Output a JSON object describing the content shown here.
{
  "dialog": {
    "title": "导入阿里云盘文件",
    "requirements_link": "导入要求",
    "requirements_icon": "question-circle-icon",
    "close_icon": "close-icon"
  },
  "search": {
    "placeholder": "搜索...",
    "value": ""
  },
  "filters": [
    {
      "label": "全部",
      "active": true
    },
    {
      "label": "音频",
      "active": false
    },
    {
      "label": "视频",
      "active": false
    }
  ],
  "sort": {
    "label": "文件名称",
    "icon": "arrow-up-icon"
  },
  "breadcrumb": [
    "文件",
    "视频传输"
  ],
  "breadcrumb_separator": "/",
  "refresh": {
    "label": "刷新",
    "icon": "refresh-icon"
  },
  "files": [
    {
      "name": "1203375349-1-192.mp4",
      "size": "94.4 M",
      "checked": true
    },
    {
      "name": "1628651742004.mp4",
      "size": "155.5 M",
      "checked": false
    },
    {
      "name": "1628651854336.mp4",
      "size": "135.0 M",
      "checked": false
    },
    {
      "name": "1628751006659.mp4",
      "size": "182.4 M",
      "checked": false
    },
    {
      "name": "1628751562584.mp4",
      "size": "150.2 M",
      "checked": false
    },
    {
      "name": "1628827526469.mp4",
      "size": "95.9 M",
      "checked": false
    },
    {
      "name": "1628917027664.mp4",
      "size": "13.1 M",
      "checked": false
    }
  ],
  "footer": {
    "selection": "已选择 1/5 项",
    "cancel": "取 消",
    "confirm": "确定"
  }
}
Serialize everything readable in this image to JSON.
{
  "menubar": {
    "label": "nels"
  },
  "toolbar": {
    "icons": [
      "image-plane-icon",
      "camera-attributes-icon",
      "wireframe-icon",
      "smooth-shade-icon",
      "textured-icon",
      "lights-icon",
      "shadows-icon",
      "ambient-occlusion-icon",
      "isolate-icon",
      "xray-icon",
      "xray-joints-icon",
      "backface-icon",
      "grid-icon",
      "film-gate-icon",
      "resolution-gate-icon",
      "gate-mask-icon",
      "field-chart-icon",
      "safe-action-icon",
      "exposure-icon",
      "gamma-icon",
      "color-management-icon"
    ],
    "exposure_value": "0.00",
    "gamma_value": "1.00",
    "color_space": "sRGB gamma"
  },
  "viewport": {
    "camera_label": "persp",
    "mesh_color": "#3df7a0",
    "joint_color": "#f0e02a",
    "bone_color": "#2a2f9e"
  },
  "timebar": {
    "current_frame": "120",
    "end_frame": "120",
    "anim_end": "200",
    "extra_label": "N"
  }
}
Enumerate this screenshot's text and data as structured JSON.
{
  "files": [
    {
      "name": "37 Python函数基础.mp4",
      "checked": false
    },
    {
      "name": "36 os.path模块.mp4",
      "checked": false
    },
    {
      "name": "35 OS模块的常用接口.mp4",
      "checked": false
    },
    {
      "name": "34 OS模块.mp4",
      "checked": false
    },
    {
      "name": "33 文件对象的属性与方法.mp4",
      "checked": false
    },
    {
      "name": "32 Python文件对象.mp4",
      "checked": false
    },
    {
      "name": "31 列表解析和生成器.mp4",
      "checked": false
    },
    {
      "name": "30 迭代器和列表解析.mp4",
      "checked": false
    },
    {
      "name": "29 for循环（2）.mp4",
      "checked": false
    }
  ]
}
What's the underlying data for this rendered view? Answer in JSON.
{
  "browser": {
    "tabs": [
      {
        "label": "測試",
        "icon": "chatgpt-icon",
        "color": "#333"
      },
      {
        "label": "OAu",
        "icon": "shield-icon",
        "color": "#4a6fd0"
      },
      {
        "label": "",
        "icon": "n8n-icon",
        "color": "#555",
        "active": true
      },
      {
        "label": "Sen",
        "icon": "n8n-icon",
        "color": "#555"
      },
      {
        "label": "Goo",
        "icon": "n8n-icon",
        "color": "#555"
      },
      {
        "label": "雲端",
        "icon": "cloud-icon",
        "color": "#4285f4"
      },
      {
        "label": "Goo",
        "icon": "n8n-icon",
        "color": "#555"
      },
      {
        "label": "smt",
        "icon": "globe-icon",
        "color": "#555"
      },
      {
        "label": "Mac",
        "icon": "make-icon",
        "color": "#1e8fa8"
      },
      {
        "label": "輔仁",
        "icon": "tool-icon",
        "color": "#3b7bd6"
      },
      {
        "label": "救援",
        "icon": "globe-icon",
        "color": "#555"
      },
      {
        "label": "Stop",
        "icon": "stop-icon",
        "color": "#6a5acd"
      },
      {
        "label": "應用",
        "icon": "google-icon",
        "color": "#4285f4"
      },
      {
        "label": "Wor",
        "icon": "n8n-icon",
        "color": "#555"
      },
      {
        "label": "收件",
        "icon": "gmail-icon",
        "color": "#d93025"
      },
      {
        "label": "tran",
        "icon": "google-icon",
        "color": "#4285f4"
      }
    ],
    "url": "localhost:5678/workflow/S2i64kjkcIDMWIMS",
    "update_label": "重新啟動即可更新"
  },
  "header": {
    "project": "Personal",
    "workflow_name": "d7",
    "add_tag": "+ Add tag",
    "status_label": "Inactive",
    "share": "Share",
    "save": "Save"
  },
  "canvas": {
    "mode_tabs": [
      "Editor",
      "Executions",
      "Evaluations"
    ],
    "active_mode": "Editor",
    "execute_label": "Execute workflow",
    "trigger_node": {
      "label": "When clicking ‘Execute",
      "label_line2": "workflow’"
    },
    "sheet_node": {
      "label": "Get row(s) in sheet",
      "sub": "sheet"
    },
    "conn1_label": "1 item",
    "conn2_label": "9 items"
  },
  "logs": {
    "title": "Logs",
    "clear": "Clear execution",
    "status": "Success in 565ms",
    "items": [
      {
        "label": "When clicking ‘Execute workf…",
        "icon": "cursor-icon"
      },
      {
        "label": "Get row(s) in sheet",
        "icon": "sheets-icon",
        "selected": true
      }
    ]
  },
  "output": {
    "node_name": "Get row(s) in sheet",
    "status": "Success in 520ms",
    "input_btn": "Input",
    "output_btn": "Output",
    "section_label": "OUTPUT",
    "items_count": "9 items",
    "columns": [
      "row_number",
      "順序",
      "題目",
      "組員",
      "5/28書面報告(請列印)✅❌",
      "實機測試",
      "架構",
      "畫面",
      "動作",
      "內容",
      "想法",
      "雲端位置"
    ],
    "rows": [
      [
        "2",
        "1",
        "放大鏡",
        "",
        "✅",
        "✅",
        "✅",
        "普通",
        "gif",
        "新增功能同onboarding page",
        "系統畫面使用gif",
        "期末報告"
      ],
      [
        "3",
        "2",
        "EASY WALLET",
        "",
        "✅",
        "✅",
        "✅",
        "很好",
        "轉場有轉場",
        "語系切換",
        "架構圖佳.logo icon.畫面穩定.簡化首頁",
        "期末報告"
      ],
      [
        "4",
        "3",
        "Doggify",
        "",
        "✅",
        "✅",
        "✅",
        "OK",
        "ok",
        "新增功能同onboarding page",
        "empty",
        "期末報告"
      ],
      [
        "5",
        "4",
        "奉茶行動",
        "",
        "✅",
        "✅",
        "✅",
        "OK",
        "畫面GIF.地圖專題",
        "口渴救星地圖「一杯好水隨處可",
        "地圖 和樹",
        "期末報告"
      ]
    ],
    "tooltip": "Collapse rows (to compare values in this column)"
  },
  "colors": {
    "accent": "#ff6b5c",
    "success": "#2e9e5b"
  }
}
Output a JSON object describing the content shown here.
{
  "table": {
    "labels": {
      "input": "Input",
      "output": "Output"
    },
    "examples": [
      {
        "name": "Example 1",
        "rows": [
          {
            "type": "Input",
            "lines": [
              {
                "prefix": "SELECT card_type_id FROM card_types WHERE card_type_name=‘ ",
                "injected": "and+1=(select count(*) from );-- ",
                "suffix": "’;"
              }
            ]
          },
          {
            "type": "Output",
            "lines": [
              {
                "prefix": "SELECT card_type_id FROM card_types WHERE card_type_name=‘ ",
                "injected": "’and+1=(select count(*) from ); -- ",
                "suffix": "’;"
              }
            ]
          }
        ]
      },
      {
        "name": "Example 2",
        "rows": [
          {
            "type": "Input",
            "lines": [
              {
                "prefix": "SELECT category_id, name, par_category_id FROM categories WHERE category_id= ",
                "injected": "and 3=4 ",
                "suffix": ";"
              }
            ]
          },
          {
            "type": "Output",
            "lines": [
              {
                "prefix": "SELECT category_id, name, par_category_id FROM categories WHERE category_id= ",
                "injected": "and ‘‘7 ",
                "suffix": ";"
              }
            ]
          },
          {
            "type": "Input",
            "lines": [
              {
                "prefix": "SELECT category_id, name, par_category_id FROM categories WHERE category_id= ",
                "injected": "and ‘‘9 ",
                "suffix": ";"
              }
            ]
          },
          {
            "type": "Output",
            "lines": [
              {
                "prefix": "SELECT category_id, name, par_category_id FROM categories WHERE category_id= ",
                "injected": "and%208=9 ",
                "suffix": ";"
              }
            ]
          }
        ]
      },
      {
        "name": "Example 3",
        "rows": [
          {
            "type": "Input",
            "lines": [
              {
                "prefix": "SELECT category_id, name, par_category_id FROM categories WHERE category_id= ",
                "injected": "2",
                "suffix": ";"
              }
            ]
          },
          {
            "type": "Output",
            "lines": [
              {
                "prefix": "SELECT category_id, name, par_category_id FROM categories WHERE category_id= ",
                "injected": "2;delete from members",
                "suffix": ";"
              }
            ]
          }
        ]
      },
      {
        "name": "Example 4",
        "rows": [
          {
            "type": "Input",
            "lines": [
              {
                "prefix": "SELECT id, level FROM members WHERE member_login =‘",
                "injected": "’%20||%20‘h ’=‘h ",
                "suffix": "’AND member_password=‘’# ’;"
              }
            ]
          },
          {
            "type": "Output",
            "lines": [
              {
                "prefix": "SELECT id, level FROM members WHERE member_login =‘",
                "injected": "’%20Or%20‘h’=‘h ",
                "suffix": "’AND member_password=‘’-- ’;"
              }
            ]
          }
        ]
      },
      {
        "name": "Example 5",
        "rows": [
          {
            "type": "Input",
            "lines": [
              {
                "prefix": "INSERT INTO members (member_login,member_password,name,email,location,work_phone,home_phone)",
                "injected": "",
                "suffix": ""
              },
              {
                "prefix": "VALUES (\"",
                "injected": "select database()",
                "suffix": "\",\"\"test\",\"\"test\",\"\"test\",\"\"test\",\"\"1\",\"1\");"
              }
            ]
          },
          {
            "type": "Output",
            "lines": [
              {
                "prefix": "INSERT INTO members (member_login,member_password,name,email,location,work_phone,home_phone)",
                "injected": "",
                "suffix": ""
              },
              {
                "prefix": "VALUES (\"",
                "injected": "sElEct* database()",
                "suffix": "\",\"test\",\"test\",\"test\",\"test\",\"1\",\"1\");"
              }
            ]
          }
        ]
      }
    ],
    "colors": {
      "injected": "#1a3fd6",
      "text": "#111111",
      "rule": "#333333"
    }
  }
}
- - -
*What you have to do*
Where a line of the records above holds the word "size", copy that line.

*Result below*
      "size": "94.4 M",
      "size": "155.5 M",
      "size": "135.0 M",
      "size": "182.4 M",
      "size": "150.2 M",
      "size": "95.9 M",
      "size": "13.1 M",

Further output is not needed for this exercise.